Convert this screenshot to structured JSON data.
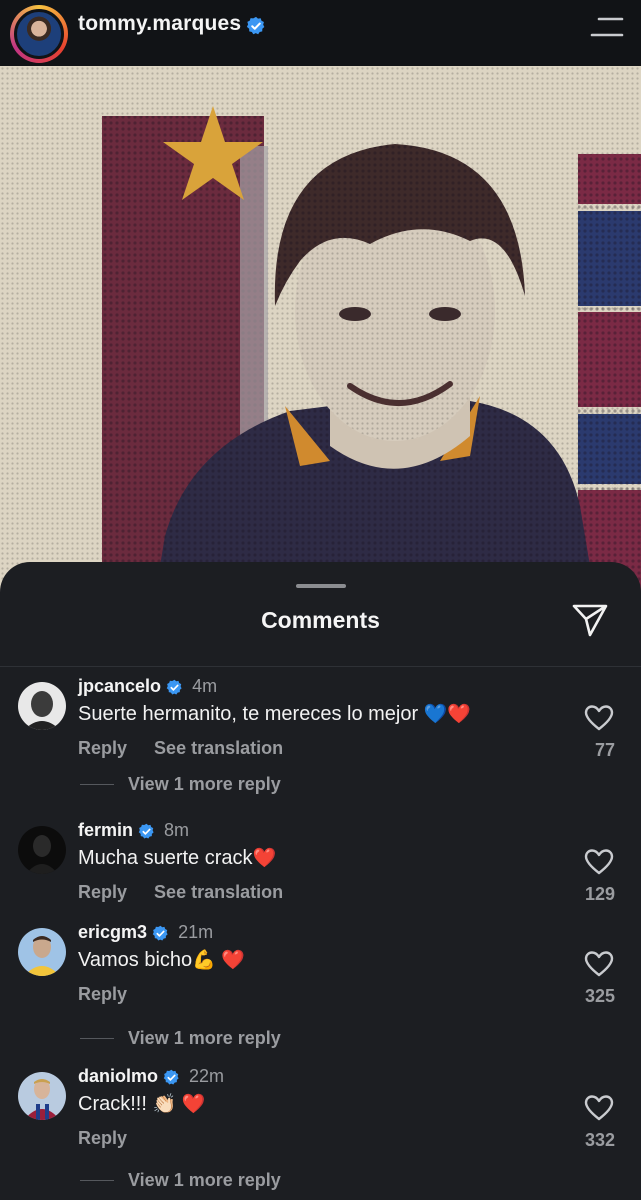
{
  "header": {
    "username": "tommy.marques",
    "verified": true
  },
  "sheet": {
    "title": "Comments"
  },
  "comments": [
    {
      "username": "jpcancelo",
      "verified": true,
      "time": "4m",
      "text": "Suerte hermanito, te mereces lo mejor",
      "emoji": [
        "💙",
        "❤️"
      ],
      "reply_label": "Reply",
      "translate_label": "See translation",
      "likes": "77",
      "view_more": "View 1 more reply"
    },
    {
      "username": "fermin",
      "verified": true,
      "time": "8m",
      "text": "Mucha suerte crack",
      "emoji": [
        "❤️"
      ],
      "reply_label": "Reply",
      "translate_label": "See translation",
      "likes": "129"
    },
    {
      "username": "ericgm3",
      "verified": true,
      "time": "21m",
      "text": "Vamos bicho",
      "emoji": [
        "💪",
        "❤️"
      ],
      "reply_label": "Reply",
      "likes": "325",
      "view_more": "View 1 more reply"
    },
    {
      "username": "daniolmo",
      "verified": true,
      "time": "22m",
      "text": "Crack!!!",
      "emoji": [
        "👏🏻",
        "❤️"
      ],
      "reply_label": "Reply",
      "likes": "332",
      "view_more": "View 1 more reply"
    }
  ],
  "colors": {
    "background": "#1c1e22",
    "header_bg": "#111316",
    "verified_blue": "#3b97f3",
    "muted_text": "#9a9ca0",
    "heart_red": "#e8202e"
  }
}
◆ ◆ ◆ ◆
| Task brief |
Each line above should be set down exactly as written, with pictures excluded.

| Answer space |
Convert this screenshot to structured JSON data.
{
  "header": {
    "username": "tommy.marques",
    "verified": true
  },
  "sheet": {
    "title": "Comments"
  },
  "comments": [
    {
      "username": "jpcancelo",
      "verified": true,
      "time": "4m",
      "text": "Suerte hermanito, te mereces lo mejor",
      "emoji": [
        "💙",
        "❤️"
      ],
      "reply_label": "Reply",
      "translate_label": "See translation",
      "likes": "77",
      "view_more": "View 1 more reply"
    },
    {
      "username": "fermin",
      "verified": true,
      "time": "8m",
      "text": "Mucha suerte crack",
      "emoji": [
        "❤️"
      ],
      "reply_label": "Reply",
      "translate_label": "See translation",
      "likes": "129"
    },
    {
      "username": "ericgm3",
      "verified": true,
      "time": "21m",
      "text": "Vamos bicho",
      "emoji": [
        "💪",
        "❤️"
      ],
      "reply_label": "Reply",
      "likes": "325",
      "view_more": "View 1 more reply"
    },
    {
      "username": "daniolmo",
      "verified": true,
      "time": "22m",
      "text": "Crack!!!",
      "emoji": [
        "👏🏻",
        "❤️"
      ],
      "reply_label": "Reply",
      "likes": "332",
      "view_more": "View 1 more reply"
    }
  ],
  "colors": {
    "background": "#1c1e22",
    "header_bg": "#111316",
    "verified_blue": "#3b97f3",
    "muted_text": "#9a9ca0",
    "heart_red": "#e8202e"
  }
}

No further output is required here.